First, does the buyer have a pre-approval, not just a prequalification, for a mortgage? If so, that pre-approval will put the buyer much closer to securing a mortgage since preliminary paperwork is already completed. Not having to complete all that paperwork after an offer is accepted can shave off valuable time during the financing phase.

Appraisal Contingency

An Appraisal Contingency is related to the securing of a mortgage. A seller can list a house for any price. However, a mortgage company will only finance the value of the home up to the appraised value.

That means, if the buyer does not have the cash to pay the difference (or doesn’t want to pay), the deal may fall through.

Title Contingency

To purchase a house, it must have a “clean title.” That means there cannot be liens on the property or other issues, like easement problems.

A quick title search will bring any title issues to light during the closing process.

Home Sale Contingency

This refers to when a buyer needs to sell their home before closing on a new home.

Contingent – With Kick-Out

This occurs mainly in a seller’s market. That means a seller can continue to consider other offers until your contingencies have been met.

While contingencies can protect buyers, they can also hinder the closing process and ultimately cause a buyer to lose out on a home.

Contingent – With No Kick-Out

This occurs mainly in a buyer’s market when sellers have a more difficult time selling their home.

A seller may accept a contingency with “no kick-out,” meaning they cannot accept new offers on the home while the contingencies are being worked out.

Contingent – Continue to Show (CCS)

A home with a Contingent – Continue to Show status, is one where the seller has accepted an offer, but several different contingencies must be addressed.

The buyer will be working on completing the contingencies, but the home is still available to be seen by other potential buyers. Offers can still be submitted.

Can You Make an Offer on a House with a Contingency?

In many cases, contingent listings will still accept new offers to be placed on the home. That is because most contingent deals are still considered “active” until all the criteria have been met. Since the deal can fall out of contract if not all provisions are met, the sellers can collect additional offers.

Suppose during this process, the buyer cannot meet the contingency conditions, like being unable to sell their home. In that case, the seller can then sell to a different buyer.

For example, if the buyer only has two weeks to sell their home to meet the contingency, but does not, then the seller may choose to accept a different offer.

If all conditions are met, the status of the home being sold will change from “contingent” to “pending.” However, that does not mean that the deal is closed. All legal paperwork must be cleared and completed before the deal is final. It can still fall out of escrow at this point.

Do Sellers Have to Agree to Contingencies from a Buyer?

No, sellers do not have to agree to contingencies.
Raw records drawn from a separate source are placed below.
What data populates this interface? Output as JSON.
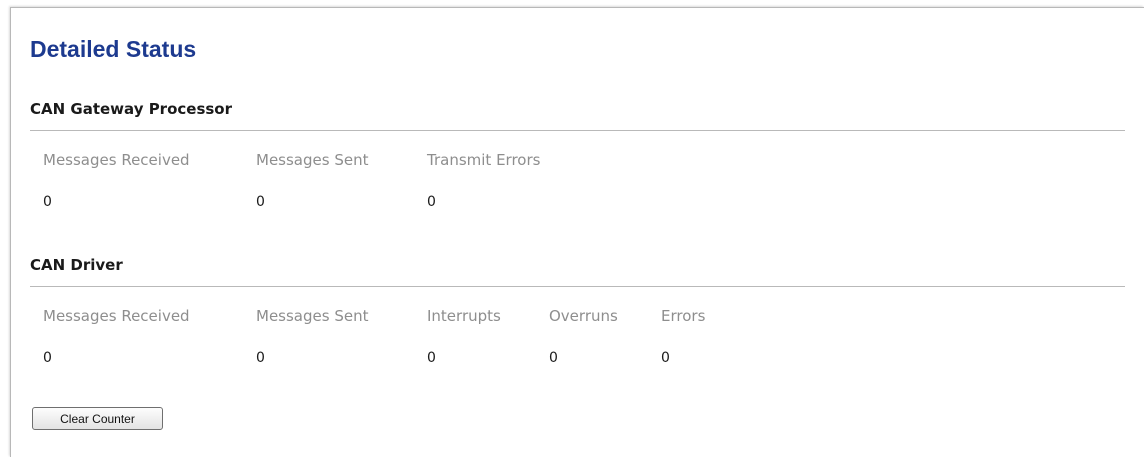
{
  "page": {
    "title": "Detailed Status"
  },
  "gateway": {
    "title": "CAN Gateway Processor",
    "headers": [
      "Messages Received",
      "Messages Sent",
      "Transmit Errors"
    ],
    "values": [
      "0",
      "0",
      "0"
    ]
  },
  "driver": {
    "title": "CAN Driver",
    "headers": [
      "Messages Received",
      "Messages Sent",
      "Interrupts",
      "Overruns",
      "Errors"
    ],
    "values": [
      "0",
      "0",
      "0",
      "0",
      "0"
    ]
  },
  "actions": {
    "clear_label": "Clear Counter"
  },
  "colors": {
    "title_blue": "#1d3a8f",
    "header_gray": "#8e8e8e",
    "rule_gray": "#b9b9b9"
  }
}
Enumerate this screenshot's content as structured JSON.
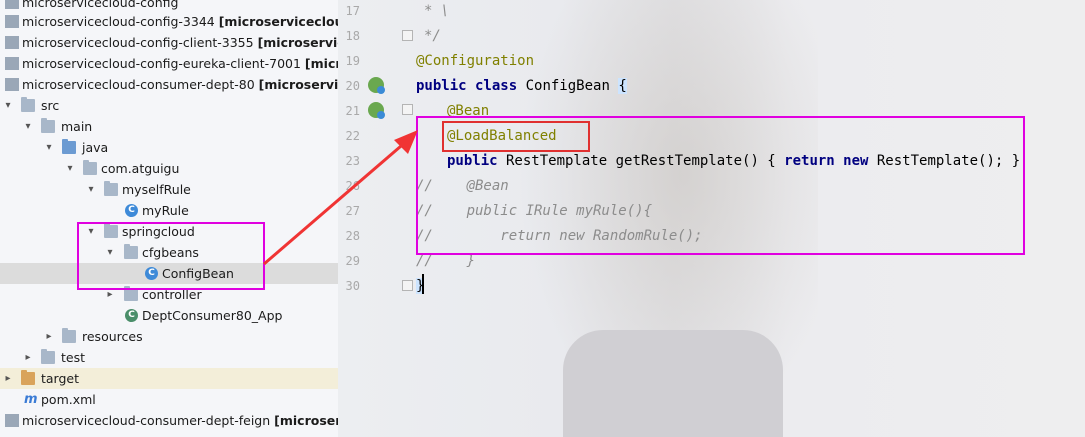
{
  "tree": {
    "items": [
      {
        "text": "microservicecloud-config",
        "bold": ""
      },
      {
        "text": "microservicecloud-config-3344 ",
        "bold": "[microservicecloudcon"
      },
      {
        "text": "microservicecloud-config-client-3355 ",
        "bold": "[microservicecl"
      },
      {
        "text": "microservicecloud-config-eureka-client-7001 ",
        "bold": "[microservic"
      },
      {
        "text": "microservicecloud-consumer-dept-80 ",
        "bold": "[microservicecl"
      },
      {
        "text": "src",
        "bold": ""
      },
      {
        "text": "main",
        "bold": ""
      },
      {
        "text": "java",
        "bold": ""
      },
      {
        "text": "com.atguigu",
        "bold": ""
      },
      {
        "text": "myselfRule",
        "bold": ""
      },
      {
        "text": "myRule",
        "bold": ""
      },
      {
        "text": "springcloud",
        "bold": ""
      },
      {
        "text": "cfgbeans",
        "bold": ""
      },
      {
        "text": "ConfigBean",
        "bold": ""
      },
      {
        "text": "controller",
        "bold": ""
      },
      {
        "text": "DeptConsumer80_App",
        "bold": ""
      },
      {
        "text": "resources",
        "bold": ""
      },
      {
        "text": "test",
        "bold": ""
      },
      {
        "text": "target",
        "bold": ""
      },
      {
        "text": "pom.xml",
        "bold": ""
      },
      {
        "text": "microservicecloud-consumer-dept-feign ",
        "bold": "[microservice"
      }
    ],
    "icons": {
      "class_letter": "C",
      "pom_letter": "m"
    }
  },
  "editor": {
    "line_numbers": [
      "17",
      "18",
      "19",
      "20",
      "21",
      "22",
      "23",
      "26",
      "27",
      "28",
      "29",
      "30"
    ],
    "lines": {
      "l17": "* \\",
      "l18": "*/",
      "l19_ann": "@Configuration",
      "l20_kw": "public class",
      "l20_rest": " ConfigBean ",
      "l20_brace": "{",
      "l21_ann": "@Bean",
      "l22_ann": "@LoadBalanced",
      "l23_kw1": "public",
      "l23_mid": " RestTemplate getRestTemplate() ",
      "l23_brace": "{",
      "l23_kw2": " return new",
      "l23_end": " RestTemplate(); }",
      "l26": "//    @Bean",
      "l27": "//    public IRule myRule(){",
      "l28": "//        return new RandomRule();",
      "l29": "//    }",
      "l30": "}"
    }
  },
  "colors": {
    "highlight_magenta": "#e000e0",
    "highlight_red": "#e03030",
    "arrow_red": "#f03434",
    "annotation": "#808000",
    "keyword": "#000080",
    "comment": "#8c8c8c"
  }
}
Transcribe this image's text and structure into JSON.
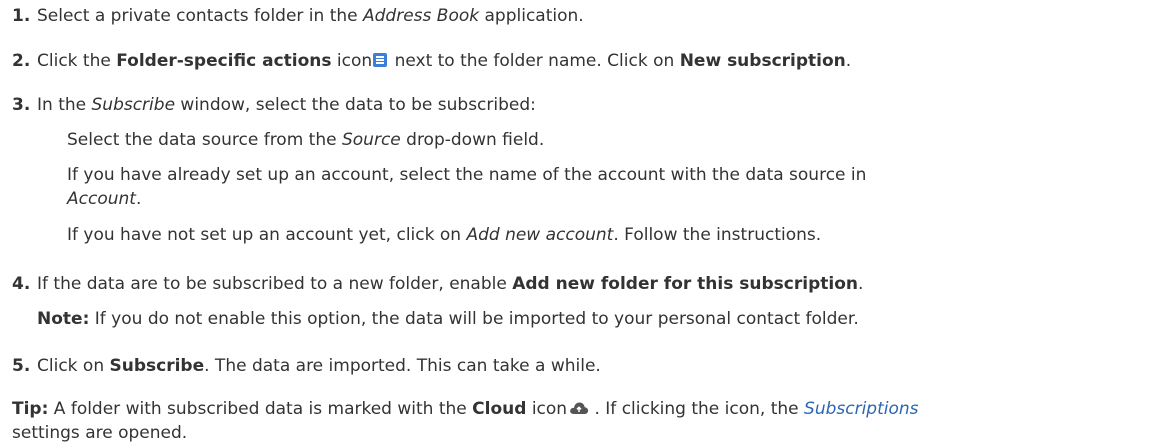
{
  "steps": [
    {
      "num": "1.",
      "parts": [
        "Select a private contacts folder in the ",
        "Address Book",
        " application."
      ]
    },
    {
      "num": "2.",
      "parts": [
        "Click the ",
        "Folder-specific actions",
        " icon",
        " next to the folder name. Click on ",
        "New subscription",
        "."
      ]
    },
    {
      "num": "3.",
      "parts": [
        "In the ",
        "Subscribe",
        " window, select the data to be subscribed:"
      ]
    },
    {
      "num": "4.",
      "parts": [
        "If the data are to be subscribed to a new folder, enable ",
        "Add new folder for this subscription",
        "."
      ]
    },
    {
      "num": "5.",
      "parts": [
        "Click on ",
        "Subscribe",
        ". The data are imported. This can take a while."
      ]
    }
  ],
  "substeps": [
    {
      "parts": [
        "Select the data source from the ",
        "Source",
        " drop-down field."
      ]
    },
    {
      "parts": [
        "If you have already set up an account, select the name of the account with the data source in"
      ]
    },
    {
      "parts": [
        "Account",
        "."
      ]
    },
    {
      "parts": [
        "If you have not set up an account yet, click on ",
        "Add new account",
        ". Follow the instructions."
      ]
    }
  ],
  "note": {
    "label": "Note:",
    "text": " If you do not enable this option, the data will be imported to your personal contact folder."
  },
  "tip": {
    "label": "Tip:",
    "line1": [
      " A folder with subscribed data is marked with the ",
      "Cloud",
      " icon",
      " . If clicking the icon, the ",
      "Subscriptions"
    ],
    "line2": "settings are opened."
  },
  "icons": {
    "menu": "folder-actions-menu-icon",
    "cloud": "cloud-icon"
  },
  "colors": {
    "text": "#333333",
    "accent": "#3a7ed6",
    "link": "#2a66b3"
  }
}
Though whether or not they do largely depends on the market demand.

While sellers do not have to accept any contingencies from a buyer, it can impact their ability to secure a buyer. If buyers cannot include contingencies with their offer, such as selling their own house, it will limit their ability to purchase the home. They would be forced to move onto another home that will allow it.

On the other hand, in a strong sellers market, you will likely find that sellers do not have to worry as much about accepting contingencies on an offer. That is because in a strong sellers market there is a huge influx of buyers. The seller will likely not have an issue finding a buyer that will make a contingency-free offer.
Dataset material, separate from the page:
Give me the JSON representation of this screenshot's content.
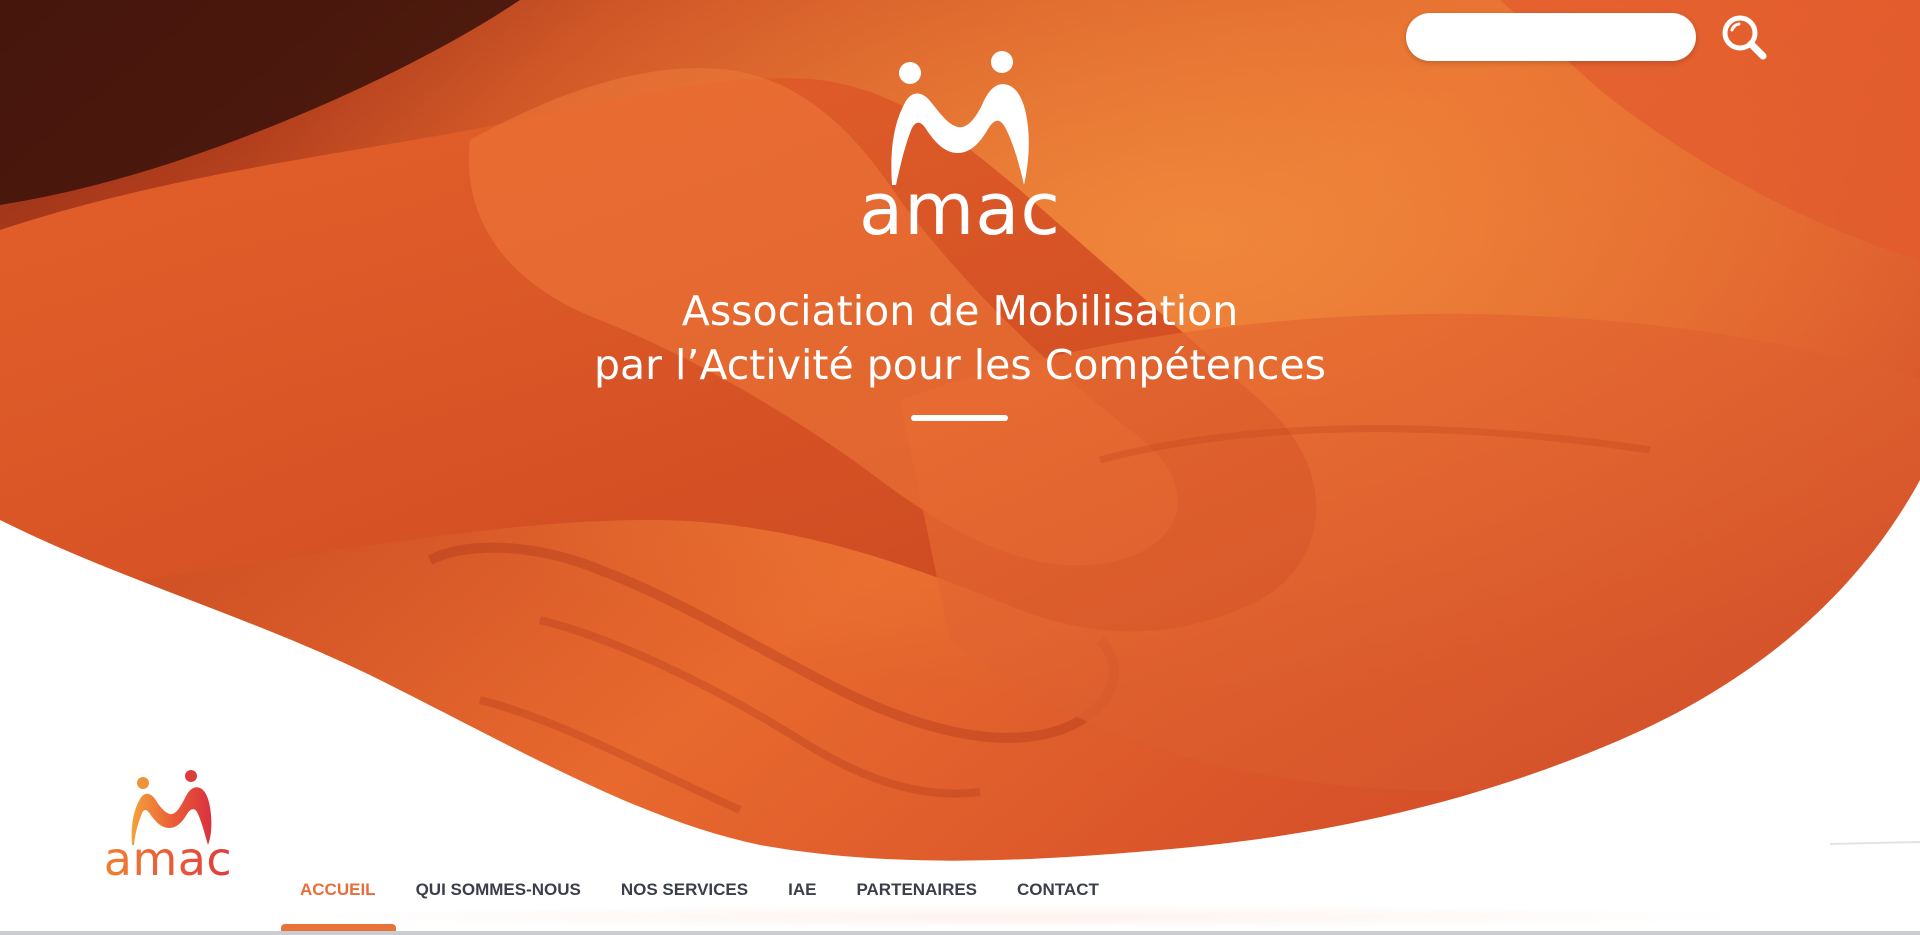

How to Avoid Contingencies When Selling?

If you’re looking to sell quickly and don’t want to be held up by contingencies, companies that buy houses for cash may be the solution.

At Tropic Coast Homes, we buy houses in Southwest Florida in as-is condition for cash.
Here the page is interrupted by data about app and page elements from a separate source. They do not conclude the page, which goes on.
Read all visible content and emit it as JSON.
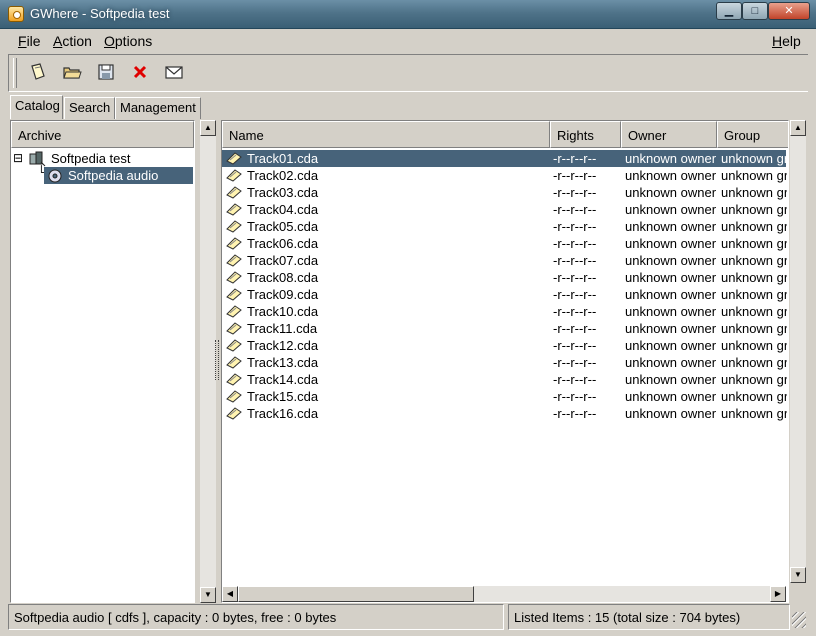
{
  "window": {
    "title": "GWhere - Softpedia test",
    "min_label": "▁",
    "max_label": "□",
    "close_label": "✕"
  },
  "menu": {
    "file": "ile",
    "file_mnemonic": "F",
    "action": "ction",
    "action_mnemonic": "A",
    "options": "ptions",
    "options_mnemonic": "O",
    "help": "elp",
    "help_mnemonic": "H"
  },
  "toolbar": [
    "new-catalog-icon",
    "open-folder-icon",
    "save-disk-icon",
    "delete-icon",
    "mail-icon"
  ],
  "tabs": [
    {
      "label": "Catalog",
      "active": true
    },
    {
      "label": "Search"
    },
    {
      "label": "Management"
    }
  ],
  "tree": {
    "header": "Archive",
    "items": [
      {
        "label": "Softpedia test",
        "expander": "⊟",
        "level": 0
      },
      {
        "label": "Softpedia audio",
        "level": 1,
        "selected": true
      }
    ]
  },
  "list": {
    "columns": [
      "Name",
      "Rights",
      "Owner",
      "Group"
    ],
    "rows": [
      {
        "name": "Track01.cda",
        "rights": "-r--r--r--",
        "owner": "unknown owner",
        "group": "unknown group"
      },
      {
        "name": "Track02.cda",
        "rights": "-r--r--r--",
        "owner": "unknown owner",
        "group": "unknown group"
      },
      {
        "name": "Track03.cda",
        "rights": "-r--r--r--",
        "owner": "unknown owner",
        "group": "unknown group"
      },
      {
        "name": "Track04.cda",
        "rights": "-r--r--r--",
        "owner": "unknown owner",
        "group": "unknown group"
      },
      {
        "name": "Track05.cda",
        "rights": "-r--r--r--",
        "owner": "unknown owner",
        "group": "unknown group"
      },
      {
        "name": "Track06.cda",
        "rights": "-r--r--r--",
        "owner": "unknown owner",
        "group": "unknown group"
      },
      {
        "name": "Track07.cda",
        "rights": "-r--r--r--",
        "owner": "unknown owner",
        "group": "unknown group"
      },
      {
        "name": "Track08.cda",
        "rights": "-r--r--r--",
        "owner": "unknown owner",
        "group": "unknown group"
      },
      {
        "name": "Track09.cda",
        "rights": "-r--r--r--",
        "owner": "unknown owner",
        "group": "unknown group"
      },
      {
        "name": "Track10.cda",
        "rights": "-r--r--r--",
        "owner": "unknown owner",
        "group": "unknown group"
      },
      {
        "name": "Track11.cda",
        "rights": "-r--r--r--",
        "owner": "unknown owner",
        "group": "unknown group"
      },
      {
        "name": "Track12.cda",
        "rights": "-r--r--r--",
        "owner": "unknown owner",
        "group": "unknown group"
      },
      {
        "name": "Track13.cda",
        "rights": "-r--r--r--",
        "owner": "unknown owner",
        "group": "unknown group"
      },
      {
        "name": "Track14.cda",
        "rights": "-r--r--r--",
        "owner": "unknown owner",
        "group": "unknown group"
      },
      {
        "name": "Track15.cda",
        "rights": "-r--r--r--",
        "owner": "unknown owner",
        "group": "unknown group"
      },
      {
        "name": "Track16.cda",
        "rights": "-r--r--r--",
        "owner": "unknown owner",
        "group": "unknown group"
      }
    ],
    "selected_index": 0
  },
  "status": {
    "left": "Softpedia audio [ cdfs ], capacity : 0 bytes, free : 0 bytes",
    "right": "Listed Items : 15 (total size : 704 bytes)"
  },
  "colors": {
    "selection": "#47637a",
    "face": "#d4d0c8"
  }
}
Get a no-obligation cash offer to consider all of your options!

Read Next: Are Companies that Buy Houses for Cash Legit?